Repeat the data exactly, leaving out any image.

▶ _Records for this task_
______

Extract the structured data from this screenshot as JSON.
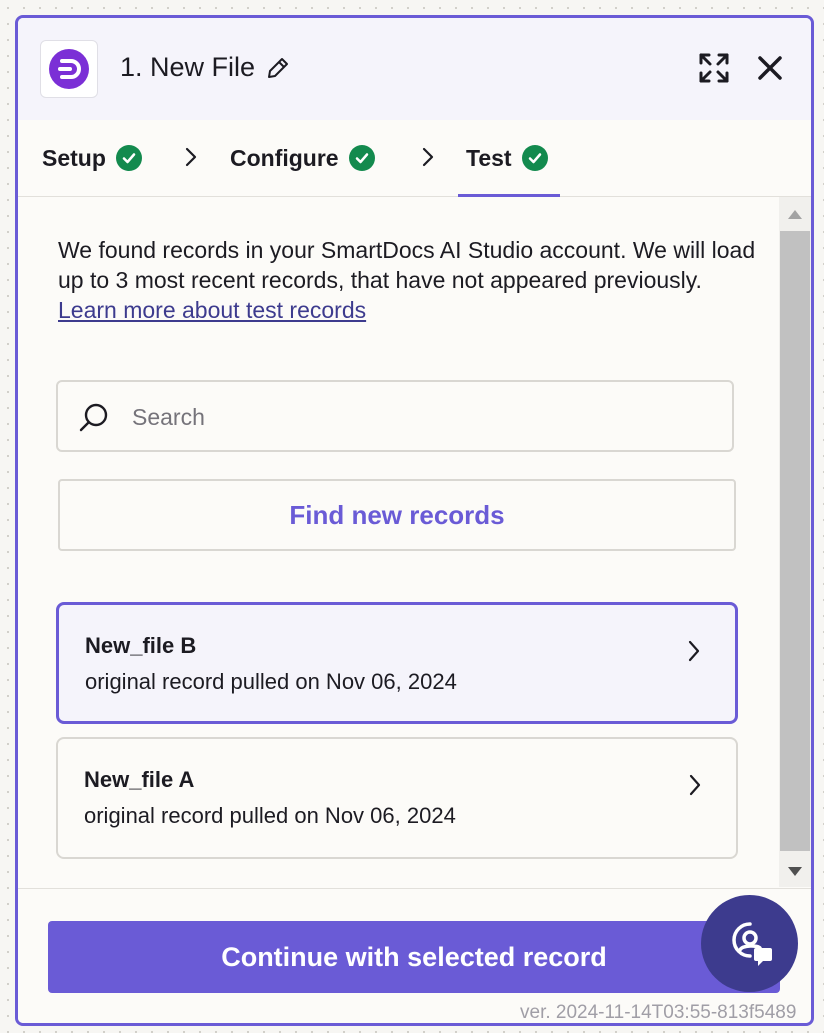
{
  "header": {
    "title": "1. New File",
    "icons": {
      "app": "smartdocs-logo",
      "edit": "pencil-icon",
      "expand": "expand-icon",
      "close": "close-icon"
    }
  },
  "tabs": [
    {
      "label": "Setup",
      "status": "complete"
    },
    {
      "label": "Configure",
      "status": "complete"
    },
    {
      "label": "Test",
      "status": "complete",
      "active": true
    }
  ],
  "content": {
    "description": "We found records in your SmartDocs AI Studio account. We will load up to 3 most recent records, that have not appeared previously.",
    "learn_more": "Learn more about test records",
    "search": {
      "placeholder": "Search",
      "value": ""
    },
    "find_button": "Find new records",
    "records": [
      {
        "name": "New_file B",
        "subtitle": "original record pulled on Nov 06, 2024",
        "selected": true
      },
      {
        "name": "New_file A",
        "subtitle": "original record pulled on Nov 06, 2024",
        "selected": false
      }
    ]
  },
  "footer": {
    "continue_button": "Continue with selected record"
  },
  "version": "ver. 2024-11-14T03:55-813f5489",
  "colors": {
    "accent": "#6a5bd6",
    "success": "#138a4e",
    "help_fab": "#3d3b8e",
    "logo": "#7b2fd6"
  }
}
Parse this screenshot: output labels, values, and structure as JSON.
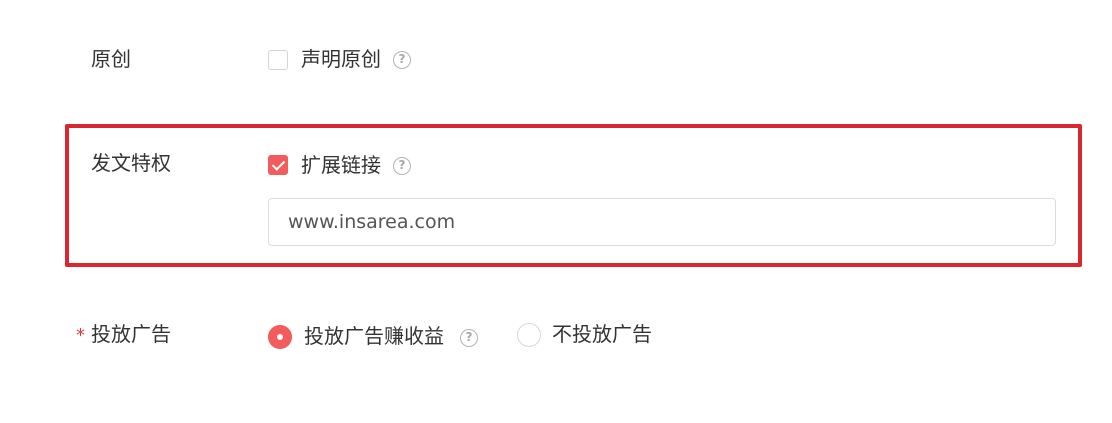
{
  "original": {
    "label": "原创",
    "checkbox_label": "声明原创",
    "checked": false
  },
  "privilege": {
    "label": "发文特权",
    "checkbox_label": "扩展链接",
    "checked": true,
    "link_value": "www.insarea.com"
  },
  "ads": {
    "required_mark": "*",
    "label": "投放广告",
    "options": [
      {
        "label": "投放广告赚收益",
        "selected": true
      },
      {
        "label": "不投放广告",
        "selected": false
      }
    ]
  },
  "help_glyph": "?",
  "colors": {
    "accent": "#f25c5c",
    "highlight_border": "#d9262f",
    "required": "#e5393f"
  }
}
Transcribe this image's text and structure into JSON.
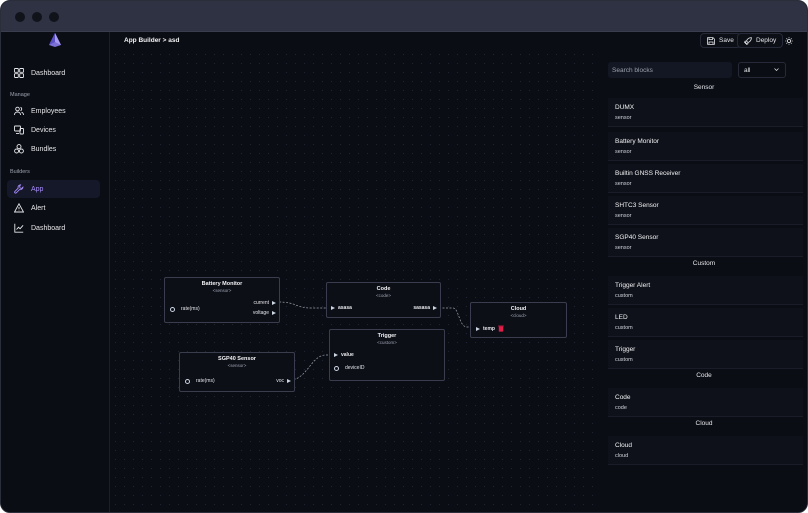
{
  "sidebar": {
    "items": [
      {
        "label": "Dashboard",
        "icon": "dashboard-grid-icon"
      },
      {
        "label": "Employees",
        "icon": "users-icon"
      },
      {
        "label": "Devices",
        "icon": "devices-icon"
      },
      {
        "label": "Bundles",
        "icon": "bundles-icon"
      },
      {
        "label": "App",
        "icon": "wrench-icon",
        "active": true
      },
      {
        "label": "Alert",
        "icon": "alert-triangle-icon"
      },
      {
        "label": "Dashboard",
        "icon": "chart-line-icon"
      }
    ],
    "sections": {
      "manage": "Manage",
      "builders": "Builders"
    }
  },
  "header": {
    "breadcrumb": "App Builder > asd",
    "save_label": "Save",
    "deploy_label": "Deploy"
  },
  "canvas": {
    "nodes": {
      "battery": {
        "title": "Battery Monitor",
        "subtitle": "<sensor>",
        "param": "rate(ms)",
        "out1": "current",
        "out2": "voltage"
      },
      "code": {
        "title": "Code",
        "subtitle": "<code>",
        "in1": "asasa",
        "out1": "sasasa"
      },
      "cloud": {
        "title": "Cloud",
        "subtitle": "<cloud>",
        "in1": "temp"
      },
      "trigger": {
        "title": "Trigger",
        "subtitle": "<custom>",
        "in1": "value",
        "param": "deviceID"
      },
      "sgp40": {
        "title": "SGP40 Sensor",
        "subtitle": "<sensor>",
        "param": "rate(ms)",
        "out1": "voc"
      }
    }
  },
  "panel": {
    "search_placeholder": "Search blocks",
    "filter_value": "all",
    "groups": [
      {
        "title": "Sensor",
        "blocks": [
          {
            "name": "DUMX",
            "type": "sensor"
          },
          {
            "name": "Battery Monitor",
            "type": "sensor"
          },
          {
            "name": "Builtin GNSS Receiver",
            "type": "sensor"
          },
          {
            "name": "SHTC3 Sensor",
            "type": "sensor"
          },
          {
            "name": "SGP40 Sensor",
            "type": "sensor"
          }
        ]
      },
      {
        "title": "Custom",
        "blocks": [
          {
            "name": "Trigger Alert",
            "type": "custom"
          },
          {
            "name": "LED",
            "type": "custom"
          },
          {
            "name": "Trigger",
            "type": "custom"
          }
        ]
      },
      {
        "title": "Code",
        "blocks": [
          {
            "name": "Code",
            "type": "code"
          }
        ]
      },
      {
        "title": "Cloud",
        "blocks": [
          {
            "name": "Cloud",
            "type": "cloud"
          }
        ]
      }
    ]
  },
  "colors": {
    "accent": "#a78bfa",
    "background": "#0b0d14",
    "titlebar": "#2f3242",
    "delete": "#e11d48"
  }
}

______

▶ _Task result_
Extract the structured data from this screenshot as JSON.
{
  "header": {
    "title": "1. New File",
    "icons": {
      "app": "smartdocs-logo",
      "edit": "pencil-icon",
      "expand": "expand-icon",
      "close": "close-icon"
    }
  },
  "tabs": [
    {
      "label": "Setup",
      "status": "complete"
    },
    {
      "label": "Configure",
      "status": "complete"
    },
    {
      "label": "Test",
      "status": "complete",
      "active": true
    }
  ],
  "content": {
    "description": "We found records in your SmartDocs AI Studio account. We will load up to 3 most recent records, that have not appeared previously.",
    "learn_more": "Learn more about test records",
    "search": {
      "placeholder": "Search",
      "value": ""
    },
    "find_button": "Find new records",
    "records": [
      {
        "name": "New_file B",
        "subtitle": "original record pulled on Nov 06, 2024",
        "selected": true
      },
      {
        "name": "New_file A",
        "subtitle": "original record pulled on Nov 06, 2024",
        "selected": false
      }
    ]
  },
  "footer": {
    "continue_button": "Continue with selected record"
  },
  "version": "ver. 2024-11-14T03:55-813f5489",
  "colors": {
    "accent": "#6a5bd6",
    "success": "#138a4e",
    "help_fab": "#3d3b8e",
    "logo": "#7b2fd6"
  }
}
Parse this screenshot: output labels, values, and structure as JSON.
{
  "original": {
    "label": "原创",
    "checkbox_label": "声明原创",
    "checked": false
  },
  "privilege": {
    "label": "发文特权",
    "checkbox_label": "扩展链接",
    "checked": true,
    "link_value": "www.insarea.com"
  },
  "ads": {
    "required_mark": "*",
    "label": "投放广告",
    "options": [
      {
        "label": "投放广告赚收益",
        "selected": true
      },
      {
        "label": "不投放广告",
        "selected": false
      }
    ]
  },
  "help_glyph": "?",
  "colors": {
    "accent": "#f25c5c",
    "highlight_border": "#d9262f",
    "required": "#e5393f"
  }
}
Transcribe this image's text and structure into JSON.
{
  "sidebar": {
    "items": [
      {
        "label": "Dashboard",
        "icon": "dashboard-grid-icon"
      },
      {
        "label": "Employees",
        "icon": "users-icon"
      },
      {
        "label": "Devices",
        "icon": "devices-icon"
      },
      {
        "label": "Bundles",
        "icon": "bundles-icon"
      },
      {
        "label": "App",
        "icon": "wrench-icon",
        "active": true
      },
      {
        "label": "Alert",
        "icon": "alert-triangle-icon"
      },
      {
        "label": "Dashboard",
        "icon": "chart-line-icon"
      }
    ],
    "sections": {
      "manage": "Manage",
      "builders": "Builders"
    }
  },
  "header": {
    "breadcrumb": "App Builder > asd",
    "save_label": "Save",
    "deploy_label": "Deploy"
  },
  "canvas": {
    "nodes": {
      "battery": {
        "title": "Battery Monitor",
        "subtitle": "<sensor>",
        "param": "rate(ms)",
        "out1": "current",
        "out2": "voltage"
      },
      "code": {
        "title": "Code",
        "subtitle": "<code>",
        "in1": "asasa",
        "out1": "sasasa"
      },
      "cloud": {
        "title": "Cloud",
        "subtitle": "<cloud>",
        "in1": "temp"
      },
      "trigger": {
        "title": "Trigger",
        "subtitle": "<custom>",
        "in1": "value",
        "param": "deviceID"
      },
      "sgp40": {
        "title": "SGP40 Sensor",
        "subtitle": "<sensor>",
        "param": "rate(ms)",
        "out1": "voc"
      }
    }
  },
  "panel": {
    "search_placeholder": "Search blocks",
    "filter_value": "all",
    "groups": [
      {
        "title": "Sensor",
        "blocks": [
          {
            "name": "DUMX",
            "type": "sensor"
          },
          {
            "name": "Battery Monitor",
            "type": "sensor"
          },
          {
            "name": "Builtin GNSS Receiver",
            "type": "sensor"
          },
          {
            "name": "SHTC3 Sensor",
            "type": "sensor"
          },
          {
            "name": "SGP40 Sensor",
            "type": "sensor"
          }
        ]
      },
      {
        "title": "Custom",
        "blocks": [
          {
            "name": "Trigger Alert",
            "type": "custom"
          },
          {
            "name": "LED",
            "type": "custom"
          },
          {
            "name": "Trigger",
            "type": "custom"
          }
        ]
      },
      {
        "title": "Code",
        "blocks": [
          {
            "name": "Code",
            "type": "code"
          }
        ]
      },
      {
        "title": "Cloud",
        "blocks": [
          {
            "name": "Cloud",
            "type": "cloud"
          }
        ]
      }
    ]
  },
  "colors": {
    "accent": "#a78bfa",
    "background": "#0b0d14",
    "titlebar": "#2f3242",
    "delete": "#e11d48"
  }
}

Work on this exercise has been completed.